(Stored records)
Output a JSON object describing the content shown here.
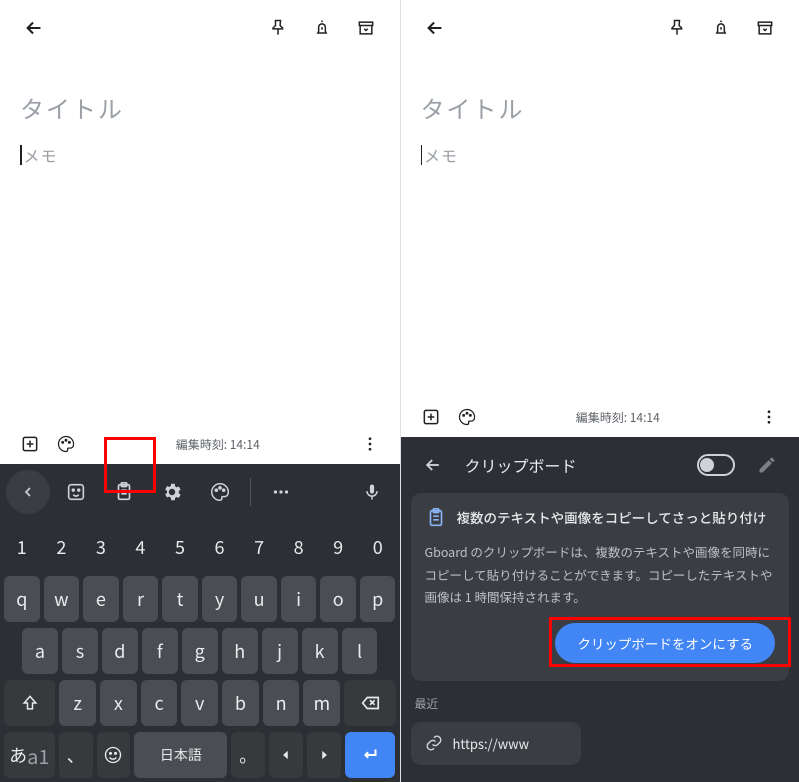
{
  "left": {
    "note": {
      "title_placeholder": "タイトル",
      "memo_placeholder": "メモ"
    },
    "bottom": {
      "edit_time": "編集時刻: 14:14"
    },
    "keyboard": {
      "row1": [
        "1",
        "2",
        "3",
        "4",
        "5",
        "6",
        "7",
        "8",
        "9",
        "0"
      ],
      "row2": [
        "q",
        "w",
        "e",
        "r",
        "t",
        "y",
        "u",
        "i",
        "o",
        "p"
      ],
      "row3": [
        "a",
        "s",
        "d",
        "f",
        "g",
        "h",
        "j",
        "k",
        "l"
      ],
      "row4_mid": [
        "z",
        "x",
        "c",
        "v",
        "b",
        "n",
        "m"
      ],
      "lang_main": "あ",
      "lang_sub": "a1",
      "space": "日本語",
      "comma": "、",
      "period": "。"
    }
  },
  "right": {
    "note": {
      "title_placeholder": "タイトル",
      "memo_placeholder": "メモ"
    },
    "bottom": {
      "edit_time": "編集時刻: 14:14"
    },
    "clipboard": {
      "header": "クリップボード",
      "card_title": "複数のテキストや画像をコピーしてさっと貼り付け",
      "card_body": "Gboard のクリップボードは、複数のテキストや画像を同時にコピーして貼り付けることができます。コピーしたテキストや画像は 1 時間保持されます。",
      "cta": "クリップボードをオンにする",
      "recent_label": "最近",
      "recent_item": "https://www"
    }
  }
}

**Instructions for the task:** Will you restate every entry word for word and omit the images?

**Output of the exercise:**
Output a JSON object describing the content shown here.
{
  "left": {
    "note": {
      "title_placeholder": "タイトル",
      "memo_placeholder": "メモ"
    },
    "bottom": {
      "edit_time": "編集時刻: 14:14"
    },
    "keyboard": {
      "row1": [
        "1",
        "2",
        "3",
        "4",
        "5",
        "6",
        "7",
        "8",
        "9",
        "0"
      ],
      "row2": [
        "q",
        "w",
        "e",
        "r",
        "t",
        "y",
        "u",
        "i",
        "o",
        "p"
      ],
      "row3": [
        "a",
        "s",
        "d",
        "f",
        "g",
        "h",
        "j",
        "k",
        "l"
      ],
      "row4_mid": [
        "z",
        "x",
        "c",
        "v",
        "b",
        "n",
        "m"
      ],
      "lang_main": "あ",
      "lang_sub": "a1",
      "space": "日本語",
      "comma": "、",
      "period": "。"
    }
  },
  "right": {
    "note": {
      "title_placeholder": "タイトル",
      "memo_placeholder": "メモ"
    },
    "bottom": {
      "edit_time": "編集時刻: 14:14"
    },
    "clipboard": {
      "header": "クリップボード",
      "card_title": "複数のテキストや画像をコピーしてさっと貼り付け",
      "card_body": "Gboard のクリップボードは、複数のテキストや画像を同時にコピーして貼り付けることができます。コピーしたテキストや画像は 1 時間保持されます。",
      "cta": "クリップボードをオンにする",
      "recent_label": "最近",
      "recent_item": "https://www"
    }
  }
}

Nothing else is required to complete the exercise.